■ WHAT NEEDS TO BE DONE ■
Once every line in the data below has been checked for "Hukuku", give the number of lines that hold it, and only that.

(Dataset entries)

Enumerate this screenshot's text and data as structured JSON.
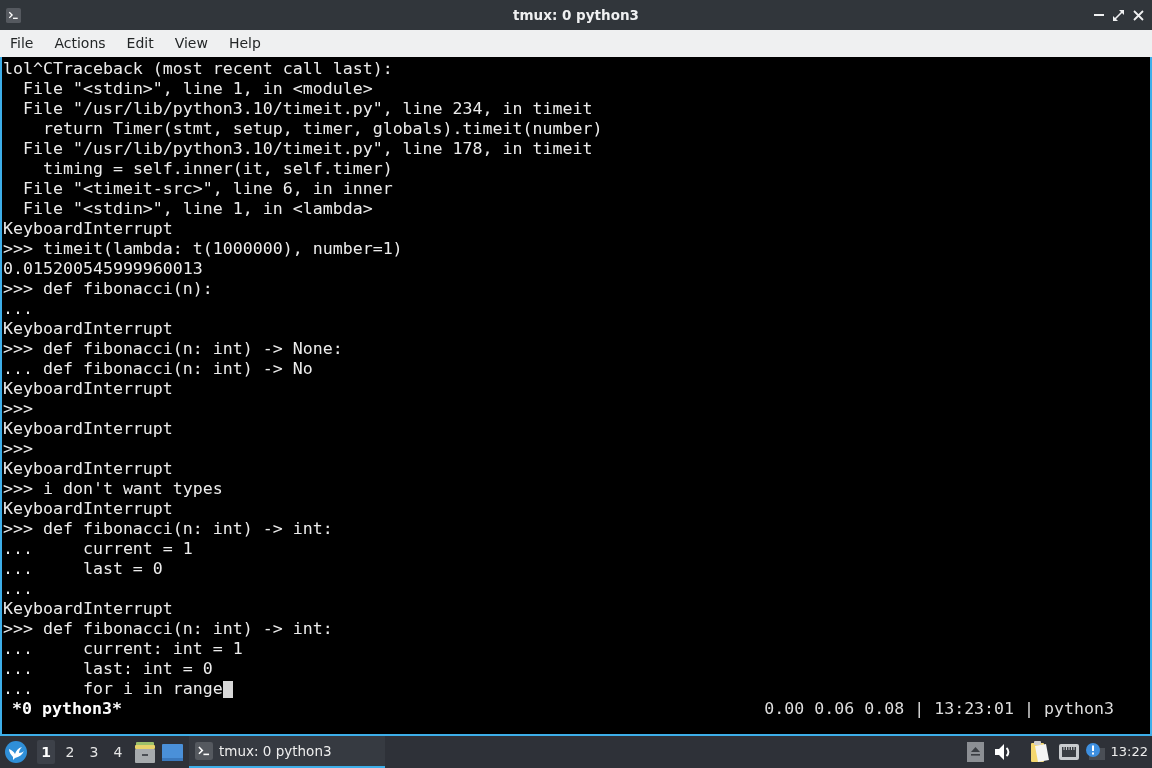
{
  "window": {
    "title": "tmux: 0 python3"
  },
  "menu": [
    "File",
    "Actions",
    "Edit",
    "View",
    "Help"
  ],
  "terminal": {
    "lines": [
      "lol^CTraceback (most recent call last):",
      "  File \"<stdin>\", line 1, in <module>",
      "  File \"/usr/lib/python3.10/timeit.py\", line 234, in timeit",
      "    return Timer(stmt, setup, timer, globals).timeit(number)",
      "  File \"/usr/lib/python3.10/timeit.py\", line 178, in timeit",
      "    timing = self.inner(it, self.timer)",
      "  File \"<timeit-src>\", line 6, in inner",
      "  File \"<stdin>\", line 1, in <lambda>",
      "KeyboardInterrupt",
      ">>> timeit(lambda: t(1000000), number=1)",
      "0.015200545999960013",
      ">>> def fibonacci(n):",
      "...",
      "KeyboardInterrupt",
      ">>> def fibonacci(n: int) -> None:",
      "... def fibonacci(n: int) -> No",
      "KeyboardInterrupt",
      ">>>",
      "KeyboardInterrupt",
      ">>>",
      "KeyboardInterrupt",
      ">>> i don't want types",
      "KeyboardInterrupt",
      ">>> def fibonacci(n: int) -> int:",
      "...     current = 1",
      "...     last = 0",
      "...",
      "KeyboardInterrupt",
      ">>> def fibonacci(n: int) -> int:",
      "...     current: int = 1",
      "...     last: int = 0",
      "...     for i in range"
    ],
    "cursor": true
  },
  "tmux_status": {
    "left": "*0 python3*",
    "right": "0.00 0.06 0.08 | 13:23:01 | python3"
  },
  "taskbar": {
    "workspaces": [
      {
        "label": "1",
        "selected": true
      },
      {
        "label": "2",
        "selected": false
      },
      {
        "label": "3",
        "selected": false
      },
      {
        "label": "4",
        "selected": false
      }
    ],
    "tasks": [
      {
        "label": "tmux: 0 python3",
        "selected": true
      }
    ],
    "clock": "13:22"
  }
}
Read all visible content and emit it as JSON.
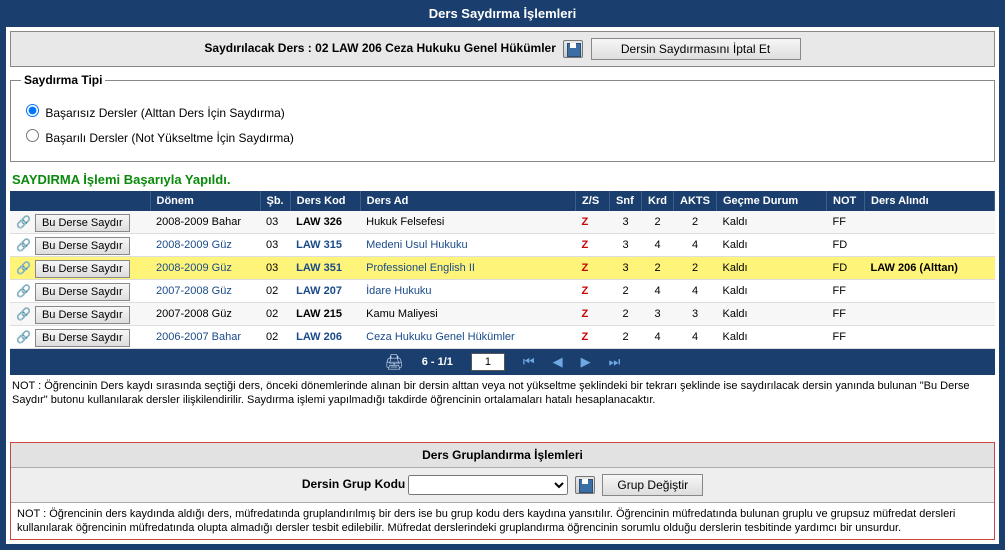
{
  "header": {
    "title": "Ders Saydırma İşlemleri"
  },
  "topAction": {
    "prefix": "Saydırılacak Ders : ",
    "course": "02 LAW 206 Ceza Hukuku Genel Hükümler",
    "cancelBtn": "Dersin Saydırmasını İptal Et"
  },
  "sayTipi": {
    "legend": "Saydırma Tipi",
    "opt1": "Başarısız Dersler (Alttan Ders İçin Saydırma)",
    "opt2": "Başarılı Dersler (Not Yükseltme İçin Saydırma)"
  },
  "successMsg": "SAYDIRMA İşlemi Başarıyla Yapıldı.",
  "cols": {
    "c0": "",
    "c1": "Dönem",
    "c2": "Şb.",
    "c3": "Ders Kod",
    "c4": "Ders Ad",
    "c5": "Z/S",
    "c6": "Snf",
    "c7": "Krd",
    "c8": "AKTS",
    "c9": "Geçme Durum",
    "c10": "NOT",
    "c11": "Ders Alındı"
  },
  "rowBtnLabel": "Bu Derse Saydır",
  "rows": [
    {
      "donem": "2008-2009 Bahar",
      "donemLink": false,
      "sb": "03",
      "kod": "LAW 326",
      "kodLink": false,
      "ad": "Hukuk Felsefesi",
      "adLink": false,
      "zs": "Z",
      "snf": "3",
      "krd": "2",
      "akts": "2",
      "gecme": "Kaldı",
      "not": "FF",
      "alindi": "",
      "hl": false
    },
    {
      "donem": "2008-2009 Güz",
      "donemLink": true,
      "sb": "03",
      "kod": "LAW 315",
      "kodLink": true,
      "ad": "Medeni Usul Hukuku",
      "adLink": true,
      "zs": "Z",
      "snf": "3",
      "krd": "4",
      "akts": "4",
      "gecme": "Kaldı",
      "not": "FD",
      "alindi": "",
      "hl": false
    },
    {
      "donem": "2008-2009 Güz",
      "donemLink": true,
      "sb": "03",
      "kod": "LAW 351",
      "kodLink": true,
      "ad": "Professionel English II",
      "adLink": true,
      "zs": "Z",
      "snf": "3",
      "krd": "2",
      "akts": "2",
      "gecme": "Kaldı",
      "not": "FD",
      "alindi": "LAW 206 (Alttan)",
      "hl": true
    },
    {
      "donem": "2007-2008 Güz",
      "donemLink": true,
      "sb": "02",
      "kod": "LAW 207",
      "kodLink": true,
      "ad": "İdare Hukuku",
      "adLink": true,
      "zs": "Z",
      "snf": "2",
      "krd": "4",
      "akts": "4",
      "gecme": "Kaldı",
      "not": "FF",
      "alindi": "",
      "hl": false
    },
    {
      "donem": "2007-2008 Güz",
      "donemLink": false,
      "sb": "02",
      "kod": "LAW 215",
      "kodLink": false,
      "ad": "Kamu Maliyesi",
      "adLink": false,
      "zs": "Z",
      "snf": "2",
      "krd": "3",
      "akts": "3",
      "gecme": "Kaldı",
      "not": "FF",
      "alindi": "",
      "hl": false
    },
    {
      "donem": "2006-2007 Bahar",
      "donemLink": true,
      "sb": "02",
      "kod": "LAW 206",
      "kodLink": true,
      "ad": "Ceza Hukuku Genel Hükümler",
      "adLink": true,
      "zs": "Z",
      "snf": "2",
      "krd": "4",
      "akts": "4",
      "gecme": "Kaldı",
      "not": "FF",
      "alindi": "",
      "hl": false
    }
  ],
  "nav": {
    "pageRange": "6 - 1/1",
    "pageInput": "1"
  },
  "note1": "NOT : Öğrencinin Ders kaydı sırasında seçtiği ders, önceki dönemlerinde alınan bir dersin alttan veya not yükseltme şeklindeki bir  tekrarı şeklinde ise saydırılacak dersin yanında bulunan \"Bu Derse Saydır\" butonu kullanılarak dersler ilişkilendirilir. Saydırma işlemi yapılmadığı takdirde öğrencinin ortalamaları hatalı hesaplanacaktır.",
  "group": {
    "header": "Ders Gruplandırma İşlemleri",
    "label": "Dersin Grup Kodu",
    "changeBtn": "Grup Değiştir"
  },
  "note2": "NOT : Öğrencinin ders kaydında aldığı ders, müfredatında  gruplandırılmış bir ders ise bu grup kodu ders kaydına yansıtılır. Öğrencinin müfredatında bulunan gruplu ve grupsuz müfredat dersleri  kullanılarak öğrencinin müfredatında olupta almadığı dersler tesbit edilebilir. Müfredat derslerindeki gruplandırma öğrencinin sorumlu olduğu derslerin tesbitinde yardımcı bir unsurdur."
}
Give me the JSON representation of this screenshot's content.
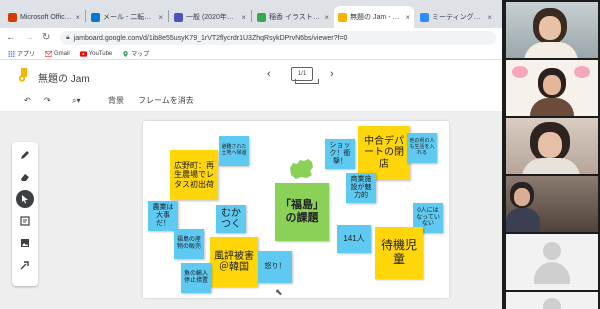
{
  "colors": {
    "yellow_note": "#ffd60a",
    "blue_note": "#5ecaf1",
    "green_note": "#8bd158",
    "brand_jam": "#f4b400"
  },
  "browser": {
    "tabs": [
      {
        "title": "Microsoft Office ホー",
        "favicon": "office-icon",
        "color": "#d83b01"
      },
      {
        "title": "メール - 二転手優子",
        "favicon": "outlook-icon",
        "color": "#0078d4"
      },
      {
        "title": "一般 (2020年度 短",
        "favicon": "teams-icon",
        "color": "#4b53bc"
      },
      {
        "title": "稲香 イラスト - Google",
        "favicon": "google-icon",
        "color": "#34a853"
      },
      {
        "title": "無題の Jam - Google",
        "favicon": "jamboard-icon",
        "color": "#f4b400"
      },
      {
        "title": "ミーティング情報 - Zoo",
        "favicon": "zoom-icon",
        "color": "#2d8cff"
      }
    ],
    "url": "jamboard.google.com/d/1ib8e55usyK79_1rVT2flycrdr1U3ZhqRsykDPrvN6bs/viewer?f=0",
    "bookmarks": [
      {
        "label": "アプリ",
        "icon": "apps-icon"
      },
      {
        "label": "Gmail",
        "icon": "gmail-icon"
      },
      {
        "label": "YouTube",
        "icon": "youtube-icon"
      },
      {
        "label": "マップ",
        "icon": "maps-icon"
      }
    ]
  },
  "app": {
    "title": "無題の Jam",
    "frame_counter": "1/1",
    "toolbar": {
      "zoom": "",
      "background": "背景",
      "clear": "フレームを消去"
    }
  },
  "notes": [
    {
      "text": "広野町：再生農場でレタス初出荷",
      "color": "yellow"
    },
    {
      "text": "避難された土地へ帰還",
      "color": "blue"
    },
    {
      "text": "農業は大事だ！",
      "color": "blue"
    },
    {
      "text": "むかつく",
      "color": "blue"
    },
    {
      "text": "福島の産物の販売",
      "color": "blue"
    },
    {
      "text": "風評被害＠韓国",
      "color": "yellow"
    },
    {
      "text": "魚の輸入停止措置",
      "color": "blue"
    },
    {
      "text": "怒り！",
      "color": "blue"
    },
    {
      "text": "「福島」の課題",
      "color": "green"
    },
    {
      "text": "ショック！衝撃！",
      "color": "blue"
    },
    {
      "text": "中合デパートの閉店",
      "color": "yellow"
    },
    {
      "text": "他の県の人も生活を入れる",
      "color": "blue"
    },
    {
      "text": "商業施設が魅力的",
      "color": "blue"
    },
    {
      "text": "0人にはなっていない",
      "color": "blue"
    },
    {
      "text": "141人",
      "color": "blue"
    },
    {
      "text": "待機児童",
      "color": "yellow"
    }
  ]
}
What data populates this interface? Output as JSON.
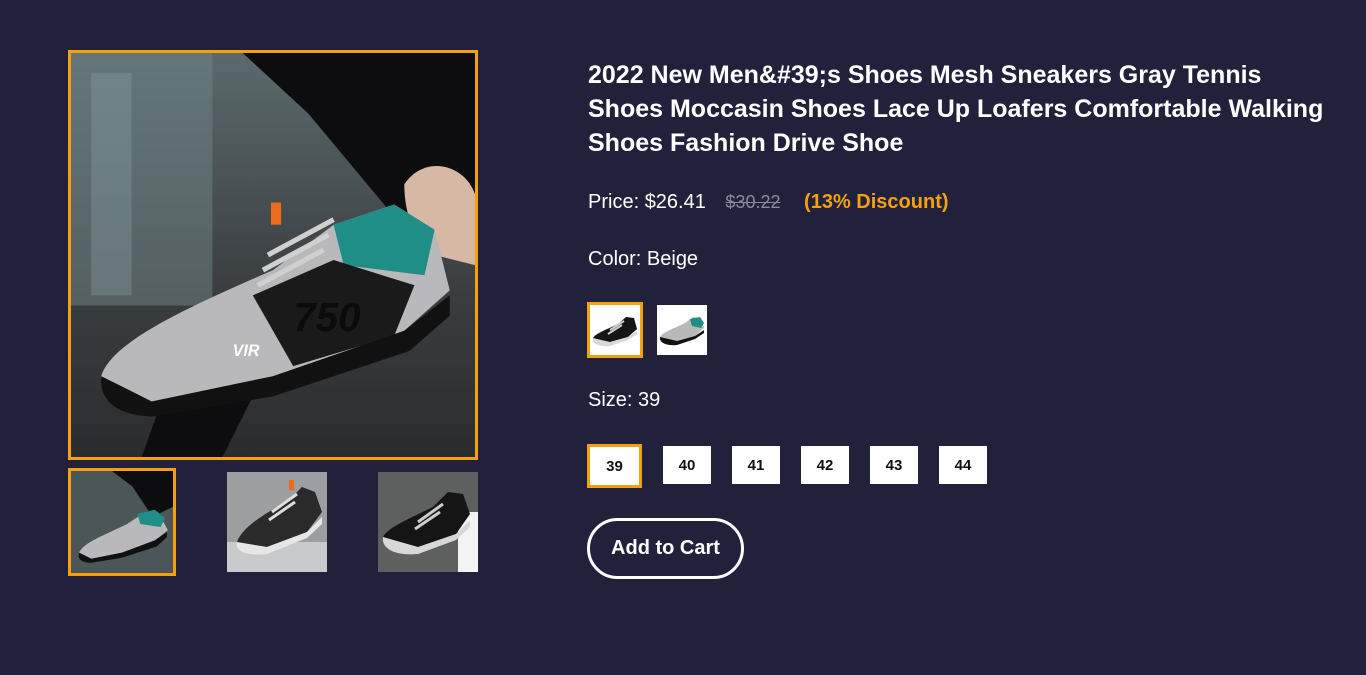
{
  "gallery": {
    "main_image": "sneaker-photo",
    "thumbnails": [
      "sneaker-photo-1",
      "sneaker-photo-2",
      "sneaker-photo-3"
    ],
    "selected_index": 0
  },
  "product": {
    "title": "2022 New Men&#39;s Shoes Mesh Sneakers Gray Tennis Shoes Moccasin Shoes Lace Up Loafers Comfortable Walking Shoes Fashion Drive Shoe",
    "price_label": "Price:",
    "price": "$26.41",
    "old_price": "$30.22",
    "discount": "(13% Discount)"
  },
  "color": {
    "label": "Color: Beige",
    "options": [
      "sneaker-black-swatch",
      "sneaker-grey-swatch"
    ],
    "selected_index": 0
  },
  "size": {
    "label": "Size: 39",
    "options": [
      "39",
      "40",
      "41",
      "42",
      "43",
      "44"
    ],
    "selected_index": 0
  },
  "cart": {
    "button_label": "Add to Cart"
  },
  "colors": {
    "background": "#22213b",
    "accent": "#f5a10f"
  }
}
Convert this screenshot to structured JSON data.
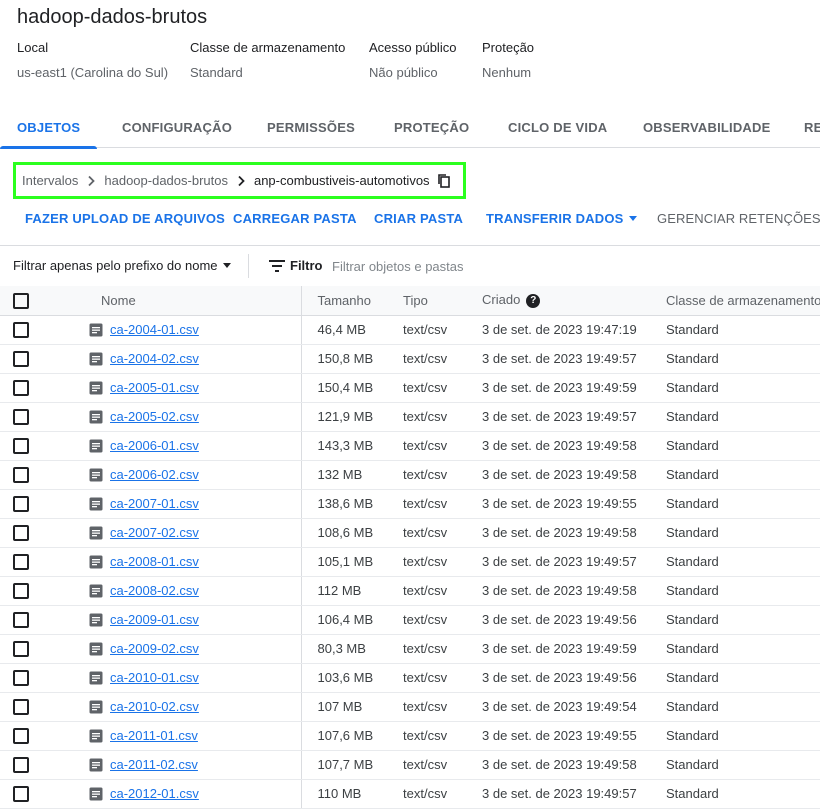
{
  "bucket": {
    "title": "hadoop-dados-brutos",
    "meta": [
      {
        "label": "Local",
        "value": "us-east1 (Carolina do Sul)"
      },
      {
        "label": "Classe de armazenamento",
        "value": "Standard"
      },
      {
        "label": "Acesso público",
        "value": "Não público"
      },
      {
        "label": "Proteção",
        "value": "Nenhum"
      }
    ]
  },
  "tabs": [
    "OBJETOS",
    "CONFIGURAÇÃO",
    "PERMISSÕES",
    "PROTEÇÃO",
    "CICLO DE VIDA",
    "OBSERVABILIDADE",
    "RE"
  ],
  "breadcrumb": {
    "items": [
      "Intervalos",
      "hadoop-dados-brutos"
    ],
    "current": "anp-combustiveis-automotivos"
  },
  "actions": {
    "upload_files": "FAZER UPLOAD DE ARQUIVOS",
    "upload_folder": "CARREGAR PASTA",
    "create_folder": "CRIAR PASTA",
    "transfer_data": "TRANSFERIR DADOS",
    "manage_retention": "GERENCIAR RETENÇÕES"
  },
  "filter": {
    "prefix_label": "Filtrar apenas pelo prefixo do nome",
    "filter_label": "Filtro",
    "placeholder": "Filtrar objetos e pastas"
  },
  "table": {
    "headers": {
      "name": "Nome",
      "size": "Tamanho",
      "type": "Tipo",
      "created": "Criado",
      "storage_class": "Classe de armazenamento"
    },
    "rows": [
      {
        "name": "ca-2004-01.csv",
        "size": "46,4 MB",
        "type": "text/csv",
        "created": "3 de set. de 2023 19:47:19",
        "class": "Standard"
      },
      {
        "name": "ca-2004-02.csv",
        "size": "150,8 MB",
        "type": "text/csv",
        "created": "3 de set. de 2023 19:49:57",
        "class": "Standard"
      },
      {
        "name": "ca-2005-01.csv",
        "size": "150,4 MB",
        "type": "text/csv",
        "created": "3 de set. de 2023 19:49:59",
        "class": "Standard"
      },
      {
        "name": "ca-2005-02.csv",
        "size": "121,9 MB",
        "type": "text/csv",
        "created": "3 de set. de 2023 19:49:57",
        "class": "Standard"
      },
      {
        "name": "ca-2006-01.csv",
        "size": "143,3 MB",
        "type": "text/csv",
        "created": "3 de set. de 2023 19:49:58",
        "class": "Standard"
      },
      {
        "name": "ca-2006-02.csv",
        "size": "132 MB",
        "type": "text/csv",
        "created": "3 de set. de 2023 19:49:58",
        "class": "Standard"
      },
      {
        "name": "ca-2007-01.csv",
        "size": "138,6 MB",
        "type": "text/csv",
        "created": "3 de set. de 2023 19:49:55",
        "class": "Standard"
      },
      {
        "name": "ca-2007-02.csv",
        "size": "108,6 MB",
        "type": "text/csv",
        "created": "3 de set. de 2023 19:49:58",
        "class": "Standard"
      },
      {
        "name": "ca-2008-01.csv",
        "size": "105,1 MB",
        "type": "text/csv",
        "created": "3 de set. de 2023 19:49:57",
        "class": "Standard"
      },
      {
        "name": "ca-2008-02.csv",
        "size": "112 MB",
        "type": "text/csv",
        "created": "3 de set. de 2023 19:49:58",
        "class": "Standard"
      },
      {
        "name": "ca-2009-01.csv",
        "size": "106,4 MB",
        "type": "text/csv",
        "created": "3 de set. de 2023 19:49:56",
        "class": "Standard"
      },
      {
        "name": "ca-2009-02.csv",
        "size": "80,3 MB",
        "type": "text/csv",
        "created": "3 de set. de 2023 19:49:59",
        "class": "Standard"
      },
      {
        "name": "ca-2010-01.csv",
        "size": "103,6 MB",
        "type": "text/csv",
        "created": "3 de set. de 2023 19:49:56",
        "class": "Standard"
      },
      {
        "name": "ca-2010-02.csv",
        "size": "107 MB",
        "type": "text/csv",
        "created": "3 de set. de 2023 19:49:54",
        "class": "Standard"
      },
      {
        "name": "ca-2011-01.csv",
        "size": "107,6 MB",
        "type": "text/csv",
        "created": "3 de set. de 2023 19:49:55",
        "class": "Standard"
      },
      {
        "name": "ca-2011-02.csv",
        "size": "107,7 MB",
        "type": "text/csv",
        "created": "3 de set. de 2023 19:49:58",
        "class": "Standard"
      },
      {
        "name": "ca-2012-01.csv",
        "size": "110 MB",
        "type": "text/csv",
        "created": "3 de set. de 2023 19:49:57",
        "class": "Standard"
      }
    ]
  }
}
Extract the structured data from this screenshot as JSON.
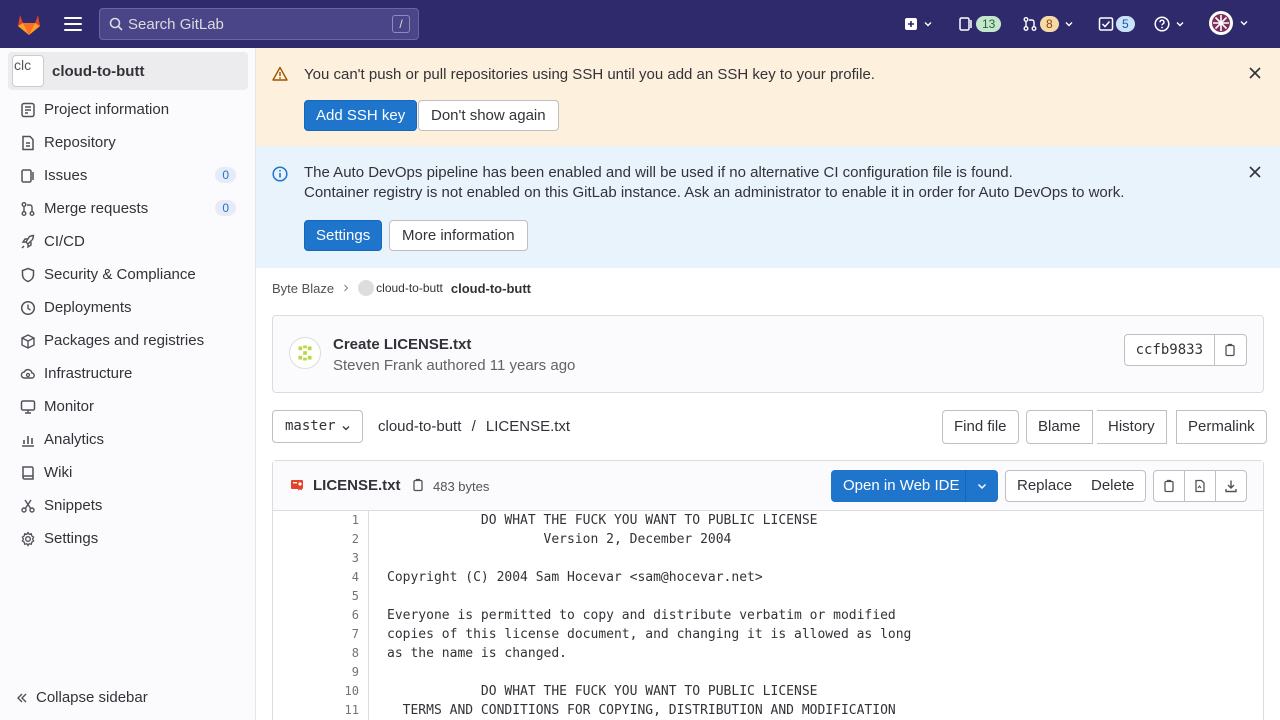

■ ANSWER BELOW ■
4